At the first annual conference of the DSSC, the manufacturing and energy sectors captivated the audience during the Domain Lounge sessions. The sessions, titled “What data spaces in domains (could) look like,” garnered significant interest as industry representatives shared their experiences, challenges, and insights regarding their respective data spaces.
Alberto Dognini from Fraunhofer FIT introduced int:net, an energy data space initiative, and Oscar Lazaro from Innovalia presented Data Space 4.0, a manufacturing data space initiative. What are the initiatives working on? What are similarities and connections between them?
int:net is an interoperability network for the energy transition in Europe. Dognini emphasizes that new standards are not needed, but existing ones need to be put in order. “We need to be keener in implementing technologies that already exist,” he says. How do they align with one another? int:net works closely with the DSSC. It has initiated the Energy Interoperability Taskforce, led by IDSA, and also coordinates the energy data spaces cluster, which includes five Horizon Europe projects implementing energy data spaces.
Key objectives of this cluster are to identify the similarities between use cases and how they can cooperate.

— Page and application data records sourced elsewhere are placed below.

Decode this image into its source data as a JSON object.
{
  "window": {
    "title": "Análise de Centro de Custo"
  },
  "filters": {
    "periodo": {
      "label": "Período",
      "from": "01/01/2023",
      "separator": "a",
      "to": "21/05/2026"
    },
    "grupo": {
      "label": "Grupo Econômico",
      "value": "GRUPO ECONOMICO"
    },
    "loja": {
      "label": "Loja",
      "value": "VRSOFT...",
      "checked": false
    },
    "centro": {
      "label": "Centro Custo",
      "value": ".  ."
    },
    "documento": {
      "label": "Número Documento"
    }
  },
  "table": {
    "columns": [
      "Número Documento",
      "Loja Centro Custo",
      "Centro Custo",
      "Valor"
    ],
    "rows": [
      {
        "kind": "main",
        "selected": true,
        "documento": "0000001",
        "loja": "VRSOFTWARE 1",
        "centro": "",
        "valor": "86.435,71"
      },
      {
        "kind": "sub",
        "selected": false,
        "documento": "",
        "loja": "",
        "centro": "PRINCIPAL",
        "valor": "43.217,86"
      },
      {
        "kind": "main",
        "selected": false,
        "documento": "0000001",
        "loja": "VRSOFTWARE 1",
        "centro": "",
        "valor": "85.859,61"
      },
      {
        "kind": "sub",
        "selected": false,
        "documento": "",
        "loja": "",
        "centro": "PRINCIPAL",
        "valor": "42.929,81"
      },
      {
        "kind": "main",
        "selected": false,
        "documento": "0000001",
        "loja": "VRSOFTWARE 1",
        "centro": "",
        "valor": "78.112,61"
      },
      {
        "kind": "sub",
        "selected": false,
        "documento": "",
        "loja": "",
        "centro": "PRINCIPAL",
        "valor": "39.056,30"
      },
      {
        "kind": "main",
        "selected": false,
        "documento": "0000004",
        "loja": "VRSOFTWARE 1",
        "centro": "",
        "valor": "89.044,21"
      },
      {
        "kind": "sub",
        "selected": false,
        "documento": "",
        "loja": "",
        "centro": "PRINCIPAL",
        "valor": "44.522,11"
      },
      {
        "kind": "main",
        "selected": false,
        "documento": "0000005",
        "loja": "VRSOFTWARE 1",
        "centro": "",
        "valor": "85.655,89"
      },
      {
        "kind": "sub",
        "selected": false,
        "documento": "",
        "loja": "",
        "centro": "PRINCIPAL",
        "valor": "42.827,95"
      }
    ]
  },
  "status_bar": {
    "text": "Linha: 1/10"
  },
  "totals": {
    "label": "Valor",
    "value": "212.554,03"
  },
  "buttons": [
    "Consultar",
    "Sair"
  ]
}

What are the interoperability challenges at the information, functional, and business levels? The energy system of the future will be decentralized, without a “big player” as manager. All data will be used withoutthe grid provider, completely decentralized.
Oscar Lazaro of the manufacturing data space initiative Data Space 4.0 also stresses that they are not starting from scratch. Data spaces for manufacturing have been explored for some time. Manufacturing is one of the verticals prioritized by the European Commission. The need for sharing data in the manufacturing domain stems from the VUCA environment in which it operates, an environment of high volatility, high uncertainty and complexity. This makes it necessary to implement more effective and faster responses. Not only is more automation capability needed, but also the ability to implement autonomous operations, both at the production level and in the supply chain.
Lazaro advocates for the inclusion of SMEs at every stage of the development of data spaces. To build worldwide ecosystems, it’s critical to encourage and integrate them to achieve a sustainable future. A challenge in the manufacturing sector due to Lazaro is the fragmentation of companies, but a lot of SMEs must be reached.
The work of both initiatives will continue through the end of the year but will be sustained and continued through the infrastructure it has created. For this reason, it is very important to build a strong stakeholder community – it is about bringing the right communities and the right initiatives together. Many small initiatives today are characterized by a centralized data space authority. But to scale and connect different industries and stakeholders, they need to move from centralized approaches to more federated and distributed data space operations. “In the long term, we can expect to see completely distributed data spaces,” Lazaro underlines.
The manufacturing sector must ensure the fast deployment of data spaces and propose tools to actually deploy them and scale them up. “There should be economical ways to improve operations but keep the economic costs reasonable – and that is where data spaces come in,” Lazaro points out. Economic and climate implications are the key drivers for data spaces, implementing more autonomous and resilient supply chains.
The key player in data sharing in the energy sector, Alberto Dognini emphasizes, are prosumers and communities, energy system infrastructure planners, operators and service providers as well as cities. Connecting the energy, household and mobility sectors also requires smart energy operating systems, standardization and functional aspects such as data governance.
What are the similarities between these two domains? Both initiatives are looking at how to implement data spaces at all levels – not only the technical aspects, but also information and governance aspects. For both, it’s central to gain the trust of new participants of the respective data spaces. There are also strong connections in the architecture of the data spaces.
Now it is important to define pathways between data spaces to ensure interoperability and data sharing among different domains. Both initiatives hope to share all the strategies and ideas to bring together everything that is happening at the European and national level – to unlock new business models.